Jane Eyre Looks Good in Red

So in the 2006 version of Jane Eyre, there is a whole lot of use of the color red.

I’m pretty sure I don’t have to spell out what the significance of the “red” trope is, considering that we see it in a number of telling places, including (but not limited to) (1) around Jane’s neck after she falls in love with Rochester, (2) streaming out the window of the third floor of the north tower, and (3) swaddling the young Jane Eyre as she enjoys her imaginative travels through her “escape book.”

Unbridled passion; primal animal instinct; the true self unbound by conventions of society — we could argue about what it all means. And believe me, I would relish a good, meaty conversation about the symbolism of the color red in Jane Eyre. I actually love That Sort Of Thing.

But tonight I am hungry, and need to take a shower before I go out for dinner with Melissa, and then repair to her abode for another viewing of that delightful film that so obsesses us.

So instead I will just show you some pictures of the red neck tie — based on the one Ruth Wilson wears in the movie — that I knitted up last weekend while watching. It’s a little rough, but it was just for fun, and let’s be honest, I was more than a little distracted at times.





If you’re interested in getting the pattern from me, let me know in the comments! It is a little bit of a tricksy construction, with a fair bit of hocus pocus going on where the two ends meet in front, and I’d be happy to share if there’s any interest.

Right now, though, my unbridled passion (THE BEAST WITHIN) is focused solely on the dinner that awaits me.

And, of course, the dark, intoxicating hours beyond.

BronteAlong Begins

BronteAlongWell now we’ve done it.

Melissa and I have started BronteAlong, a protracted online celebration of three major works of the Bronte sisters, Jane Eyre, Wuthering Heights, and the Tenant of Wildfell Hall.

Won’t you join us? Read all about it and sign up to participate in BronteAlong now!

One of my favorite things about BronteAlong is that you can participate in any number of creative ways — you don’t have to write the most trenchant analysis of the book, or the movie, or whatever, if you are not so inclined.  If you’re like me, then movies and books like Jane Eyre inspire in you a need to create something lovely. To you I say: BY ALL MEANS SHARE.

For instance, here’s a sneak preview of a delightful circular shawl that I made this winter, and only finished and blocked this last week, inspired by the costumes in Cranford:
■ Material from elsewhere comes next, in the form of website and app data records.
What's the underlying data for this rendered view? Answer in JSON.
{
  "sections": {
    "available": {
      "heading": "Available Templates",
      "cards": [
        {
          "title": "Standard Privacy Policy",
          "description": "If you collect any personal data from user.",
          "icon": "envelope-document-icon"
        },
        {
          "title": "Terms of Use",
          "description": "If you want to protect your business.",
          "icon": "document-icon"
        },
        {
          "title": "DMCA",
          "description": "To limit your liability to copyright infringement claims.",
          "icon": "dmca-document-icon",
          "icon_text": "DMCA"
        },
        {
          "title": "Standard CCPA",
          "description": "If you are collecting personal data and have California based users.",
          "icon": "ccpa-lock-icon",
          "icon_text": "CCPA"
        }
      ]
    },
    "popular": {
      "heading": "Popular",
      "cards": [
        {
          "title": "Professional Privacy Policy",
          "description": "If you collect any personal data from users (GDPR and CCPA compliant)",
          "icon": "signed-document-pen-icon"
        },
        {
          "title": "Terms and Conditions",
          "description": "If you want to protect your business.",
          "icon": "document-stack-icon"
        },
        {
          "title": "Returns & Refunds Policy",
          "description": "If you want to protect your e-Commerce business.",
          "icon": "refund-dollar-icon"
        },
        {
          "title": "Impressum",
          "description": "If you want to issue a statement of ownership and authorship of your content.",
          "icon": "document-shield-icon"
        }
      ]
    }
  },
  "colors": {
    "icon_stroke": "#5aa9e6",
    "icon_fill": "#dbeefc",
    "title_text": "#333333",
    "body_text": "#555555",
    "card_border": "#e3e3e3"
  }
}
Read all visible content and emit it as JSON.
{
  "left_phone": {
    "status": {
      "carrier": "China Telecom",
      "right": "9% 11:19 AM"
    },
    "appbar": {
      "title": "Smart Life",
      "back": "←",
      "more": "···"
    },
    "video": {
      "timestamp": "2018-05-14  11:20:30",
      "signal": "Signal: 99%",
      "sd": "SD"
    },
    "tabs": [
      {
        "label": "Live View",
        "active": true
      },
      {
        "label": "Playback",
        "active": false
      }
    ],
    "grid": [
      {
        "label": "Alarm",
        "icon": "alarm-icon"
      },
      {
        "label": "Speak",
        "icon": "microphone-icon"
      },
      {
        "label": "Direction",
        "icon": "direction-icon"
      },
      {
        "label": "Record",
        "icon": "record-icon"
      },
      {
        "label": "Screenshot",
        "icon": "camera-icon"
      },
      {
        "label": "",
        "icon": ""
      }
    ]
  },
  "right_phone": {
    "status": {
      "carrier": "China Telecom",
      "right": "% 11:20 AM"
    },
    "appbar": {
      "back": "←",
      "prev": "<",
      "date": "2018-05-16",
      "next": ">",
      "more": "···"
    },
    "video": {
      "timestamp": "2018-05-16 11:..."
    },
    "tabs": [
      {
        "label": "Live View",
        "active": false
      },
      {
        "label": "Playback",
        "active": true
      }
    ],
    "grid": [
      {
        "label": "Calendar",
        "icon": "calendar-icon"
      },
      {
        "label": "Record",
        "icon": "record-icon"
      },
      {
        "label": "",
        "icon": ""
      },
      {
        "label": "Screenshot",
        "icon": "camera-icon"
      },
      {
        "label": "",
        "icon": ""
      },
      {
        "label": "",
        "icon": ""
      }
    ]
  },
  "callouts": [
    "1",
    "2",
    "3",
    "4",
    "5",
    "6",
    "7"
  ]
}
Cranford Shawl 1

But more about that later, my fiends. What are you waiting for — check out BronteAlong and start making plans!